### DATASET RECORDS:

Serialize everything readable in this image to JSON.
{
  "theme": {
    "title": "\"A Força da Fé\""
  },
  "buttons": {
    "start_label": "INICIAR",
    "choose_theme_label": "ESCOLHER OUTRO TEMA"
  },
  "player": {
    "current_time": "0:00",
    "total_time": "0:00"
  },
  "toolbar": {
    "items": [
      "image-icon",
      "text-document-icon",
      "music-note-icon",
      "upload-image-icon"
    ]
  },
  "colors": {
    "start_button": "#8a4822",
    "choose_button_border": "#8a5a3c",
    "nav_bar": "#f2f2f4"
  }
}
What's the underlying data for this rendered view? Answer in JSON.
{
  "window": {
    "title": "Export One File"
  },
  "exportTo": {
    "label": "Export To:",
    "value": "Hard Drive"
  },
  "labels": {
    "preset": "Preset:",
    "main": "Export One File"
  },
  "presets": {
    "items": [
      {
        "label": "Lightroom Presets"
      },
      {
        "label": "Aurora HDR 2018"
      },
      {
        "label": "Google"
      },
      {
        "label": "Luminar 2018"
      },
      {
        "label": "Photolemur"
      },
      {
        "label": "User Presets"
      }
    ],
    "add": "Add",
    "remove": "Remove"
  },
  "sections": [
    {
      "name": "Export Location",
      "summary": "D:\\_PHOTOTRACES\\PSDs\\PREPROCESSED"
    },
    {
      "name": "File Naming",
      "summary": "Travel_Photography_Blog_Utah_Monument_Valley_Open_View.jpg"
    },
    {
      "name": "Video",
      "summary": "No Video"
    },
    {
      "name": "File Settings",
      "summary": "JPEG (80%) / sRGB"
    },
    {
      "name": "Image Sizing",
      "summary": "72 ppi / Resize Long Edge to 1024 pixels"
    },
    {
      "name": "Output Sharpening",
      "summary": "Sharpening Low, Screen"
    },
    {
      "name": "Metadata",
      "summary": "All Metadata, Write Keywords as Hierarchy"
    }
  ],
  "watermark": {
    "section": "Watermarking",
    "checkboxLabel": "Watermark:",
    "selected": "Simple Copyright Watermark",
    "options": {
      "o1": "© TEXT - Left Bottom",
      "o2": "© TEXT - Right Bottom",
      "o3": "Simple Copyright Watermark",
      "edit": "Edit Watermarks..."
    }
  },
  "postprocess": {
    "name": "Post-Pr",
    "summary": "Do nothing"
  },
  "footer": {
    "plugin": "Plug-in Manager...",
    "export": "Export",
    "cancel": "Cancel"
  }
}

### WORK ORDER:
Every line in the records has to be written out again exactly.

### RESULT OF THIS TASK:
Serialize everything readable in this image to JSON.
{
  "theme": {
    "title": "\"A Força da Fé\""
  },
  "buttons": {
    "start_label": "INICIAR",
    "choose_theme_label": "ESCOLHER OUTRO TEMA"
  },
  "player": {
    "current_time": "0:00",
    "total_time": "0:00"
  },
  "toolbar": {
    "items": [
      "image-icon",
      "text-document-icon",
      "music-note-icon",
      "upload-image-icon"
    ]
  },
  "colors": {
    "start_button": "#8a4822",
    "choose_button_border": "#8a5a3c",
    "nav_bar": "#f2f2f4"
  }
}
What's the underlying data for this rendered view? Answer in JSON.
{
  "window": {
    "title": "Export One File"
  },
  "exportTo": {
    "label": "Export To:",
    "value": "Hard Drive"
  },
  "labels": {
    "preset": "Preset:",
    "main": "Export One File"
  },
  "presets": {
    "items": [
      {
        "label": "Lightroom Presets"
      },
      {
        "label": "Aurora HDR 2018"
      },
      {
        "label": "Google"
      },
      {
        "label": "Luminar 2018"
      },
      {
        "label": "Photolemur"
      },
      {
        "label": "User Presets"
      }
    ],
    "add": "Add",
    "remove": "Remove"
  },
  "sections": [
    {
      "name": "Export Location",
      "summary": "D:\\_PHOTOTRACES\\PSDs\\PREPROCESSED"
    },
    {
      "name": "File Naming",
      "summary": "Travel_Photography_Blog_Utah_Monument_Valley_Open_View.jpg"
    },
    {
      "name": "Video",
      "summary": "No Video"
    },
    {
      "name": "File Settings",
      "summary": "JPEG (80%) / sRGB"
    },
    {
      "name": "Image Sizing",
      "summary": "72 ppi / Resize Long Edge to 1024 pixels"
    },
    {
      "name": "Output Sharpening",
      "summary": "Sharpening Low, Screen"
    },
    {
      "name": "Metadata",
      "summary": "All Metadata, Write Keywords as Hierarchy"
    }
  ],
  "watermark": {
    "section": "Watermarking",
    "checkboxLabel": "Watermark:",
    "selected": "Simple Copyright Watermark",
    "options": {
      "o1": "© TEXT - Left Bottom",
      "o2": "© TEXT - Right Bottom",
      "o3": "Simple Copyright Watermark",
      "edit": "Edit Watermarks..."
    }
  },
  "postprocess": {
    "name": "Post-Pr",
    "summary": "Do nothing"
  },
  "footer": {
    "plugin": "Plug-in Manager...",
    "export": "Export",
    "cancel": "Cancel"
  }
}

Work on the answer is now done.